Sun Air Company

Sudanese States Aviation Company

 

Suriname

Blue Wing Airlines (BWI)

 

Swaziland

All air carriers certified by the authorities with responsibility for regulatory oversight ofSwaziland, including:

SwazilandAirlink (SZL)

 

Zambia

All air carriers certified by the authorities with responsibility for regulatory oversight ofZambia, including:

ZambeziAirlines (ZMA)

 

 

Comoros

Comores Air Services (KMD): All fleet with the exception of one aircraft with the registration D6-CAM.

Gabon

GabonAirlines (GBK): All fleet with the exception of one aircraft with the registration mark TR-LHP.

Nouvelle Air Affaires (NVS): All fleet with the exception of 2 aircraft with the registration marks TR-AAG and ZS-AFG.

 

Ghana

AirLift International AL (GH) Ltd (ALE): All fleet with the exception of one aircraft with the registration mark 9G-TOP.Rwanda

Silverback Cargo Freighters (VRB)

 

Sierra Leone

All air carriers certified by the authorities with responsibility for regulatory oversight ofSierra Leone, including:

Air Rum, Ltd (RUM)

Destiny Air Services, Ltd (DTY)

Heavylift Cargo

Orange Air Sierra Leone Ltd (ORJ)

Paramount Airlines, Ltd (PRR)

748 Air Services Ltd (SVT)

Teebah Airlines

 

São Tomé and Príncipe

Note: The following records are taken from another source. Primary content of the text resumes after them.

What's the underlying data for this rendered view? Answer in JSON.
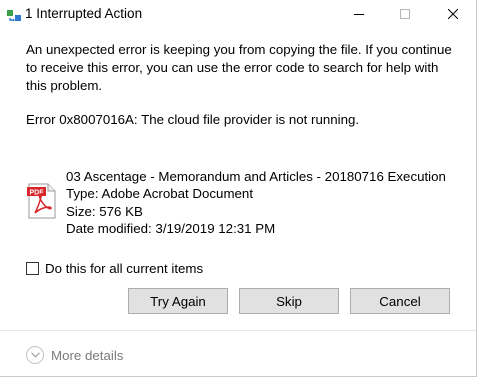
{
  "window": {
    "title": "1 Interrupted Action"
  },
  "message": {
    "body": "An unexpected error is keeping you from copying the file. If you continue to receive this error, you can use the error code to search for help with this problem.",
    "error": "Error 0x8007016A: The cloud file provider is not running."
  },
  "file": {
    "icon": "pdf-file-icon",
    "icon_label": "PDF",
    "name": "03 Ascentage - Memorandum and Articles - 20180716 Execution",
    "type": "Type: Adobe Acrobat Document",
    "size": "Size: 576 KB",
    "date_modified": "Date modified: 3/19/2019 12:31 PM"
  },
  "checkbox": {
    "label": "Do this for all current items",
    "checked": false
  },
  "buttons": {
    "try_again": "Try Again",
    "skip": "Skip",
    "cancel": "Cancel"
  },
  "footer": {
    "more_details": "More details"
  },
  "colors": {
    "button_bg": "#e1e1e1",
    "button_border": "#adadad",
    "pdf_red": "#d8262a",
    "muted_text": "#7a7a7a"
  }
}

All air carriers certified by the authorities with responsibility for regulatory oversight of São Tomé and Príncipe, including:

 

AfricaConnection

British Gulf International Company Ltd (BGI)

Executive Jet Services (EJZ)

Global Aviation Operation

Goliaf Air (GLE)

Island Oil Exploration

STP Airways (STP)

TransAfrik International Ltd (TFK)

TransCarg

Transliz Aviation (TMS)

 

Sudan

All air carriers certified by the authorities with responsibility for regulatory oversight ofSudan, including:

Alfa Airlines

Almajara Aviation

Almajal Aviation Service

Attico Airlines

Azza Transport Company

Badr Airlines

Green Flag Aviation

Fourty Eight Aviation

Marsland Company

SudanAirways

Sun Air Company

Sudanese States Aviation Company

 

Suriname

Blue Wing Airlines (BWI)

 

Swaziland

All air carriers certified by the authorities with responsibility for regulatory oversight ofSwaziland, including:

SwazilandAirlink (SZL)

 

Zambia

All air carriers certified by the authorities with responsibility for regulatory oversight ofZambia, including:

ZambeziAirlines (ZMA)